Find the word "JSON" in the listing; pull out each line holding it.

Data shown Block Start

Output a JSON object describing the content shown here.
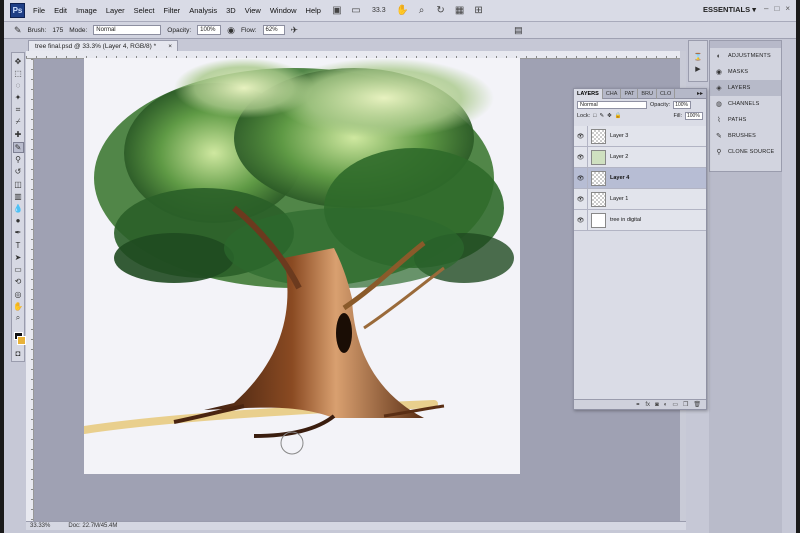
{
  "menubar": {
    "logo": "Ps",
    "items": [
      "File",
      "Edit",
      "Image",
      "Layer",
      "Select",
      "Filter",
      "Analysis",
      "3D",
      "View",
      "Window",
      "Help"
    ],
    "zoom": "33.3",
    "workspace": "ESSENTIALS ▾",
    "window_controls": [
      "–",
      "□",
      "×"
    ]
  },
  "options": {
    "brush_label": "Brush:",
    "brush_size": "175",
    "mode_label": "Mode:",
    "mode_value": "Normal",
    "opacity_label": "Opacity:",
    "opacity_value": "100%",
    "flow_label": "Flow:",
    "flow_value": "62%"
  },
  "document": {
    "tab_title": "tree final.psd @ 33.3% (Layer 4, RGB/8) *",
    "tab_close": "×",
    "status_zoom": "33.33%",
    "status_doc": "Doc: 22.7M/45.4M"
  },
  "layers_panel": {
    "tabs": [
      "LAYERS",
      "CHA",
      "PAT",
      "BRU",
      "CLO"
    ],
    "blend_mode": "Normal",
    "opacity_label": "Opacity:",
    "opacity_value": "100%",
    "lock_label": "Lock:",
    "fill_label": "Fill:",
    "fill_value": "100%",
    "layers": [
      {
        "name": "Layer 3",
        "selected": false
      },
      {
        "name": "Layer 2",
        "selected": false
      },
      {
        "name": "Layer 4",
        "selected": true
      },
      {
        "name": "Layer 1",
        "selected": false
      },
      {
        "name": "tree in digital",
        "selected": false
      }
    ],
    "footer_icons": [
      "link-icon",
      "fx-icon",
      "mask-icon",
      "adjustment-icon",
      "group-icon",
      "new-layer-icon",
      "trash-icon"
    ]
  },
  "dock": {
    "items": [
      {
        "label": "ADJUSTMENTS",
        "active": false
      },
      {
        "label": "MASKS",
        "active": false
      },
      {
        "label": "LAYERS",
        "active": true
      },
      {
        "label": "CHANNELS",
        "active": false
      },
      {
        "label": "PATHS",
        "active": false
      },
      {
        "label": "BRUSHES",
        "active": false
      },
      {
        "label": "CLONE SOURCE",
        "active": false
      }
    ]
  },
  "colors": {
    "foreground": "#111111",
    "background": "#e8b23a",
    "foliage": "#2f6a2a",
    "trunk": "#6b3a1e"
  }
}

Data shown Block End
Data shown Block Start

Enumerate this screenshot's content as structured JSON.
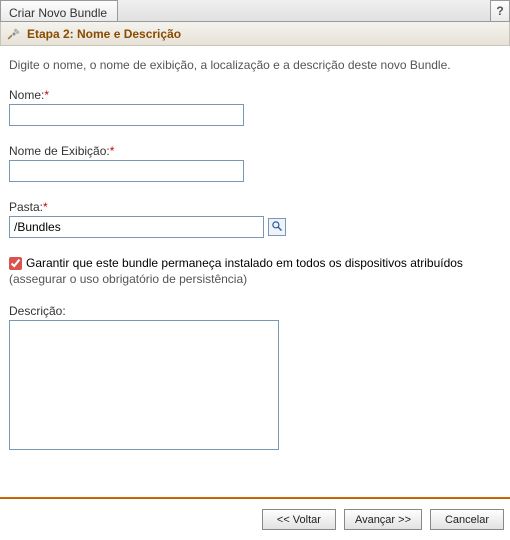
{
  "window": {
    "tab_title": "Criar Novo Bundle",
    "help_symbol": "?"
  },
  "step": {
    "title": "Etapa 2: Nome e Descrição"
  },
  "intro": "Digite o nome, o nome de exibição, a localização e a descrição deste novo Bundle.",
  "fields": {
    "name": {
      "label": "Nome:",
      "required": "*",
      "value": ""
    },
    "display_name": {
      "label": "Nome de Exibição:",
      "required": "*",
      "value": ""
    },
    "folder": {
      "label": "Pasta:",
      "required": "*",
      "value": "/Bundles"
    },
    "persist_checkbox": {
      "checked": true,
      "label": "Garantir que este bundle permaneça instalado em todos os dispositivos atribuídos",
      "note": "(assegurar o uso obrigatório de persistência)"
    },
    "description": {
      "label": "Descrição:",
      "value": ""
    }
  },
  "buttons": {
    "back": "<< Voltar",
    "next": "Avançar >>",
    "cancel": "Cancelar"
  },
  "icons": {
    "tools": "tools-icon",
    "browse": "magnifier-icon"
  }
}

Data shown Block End

* Solution to this task
Output a JSON object describing the content shown here.
Enumerate this screenshot's content as structured JSON.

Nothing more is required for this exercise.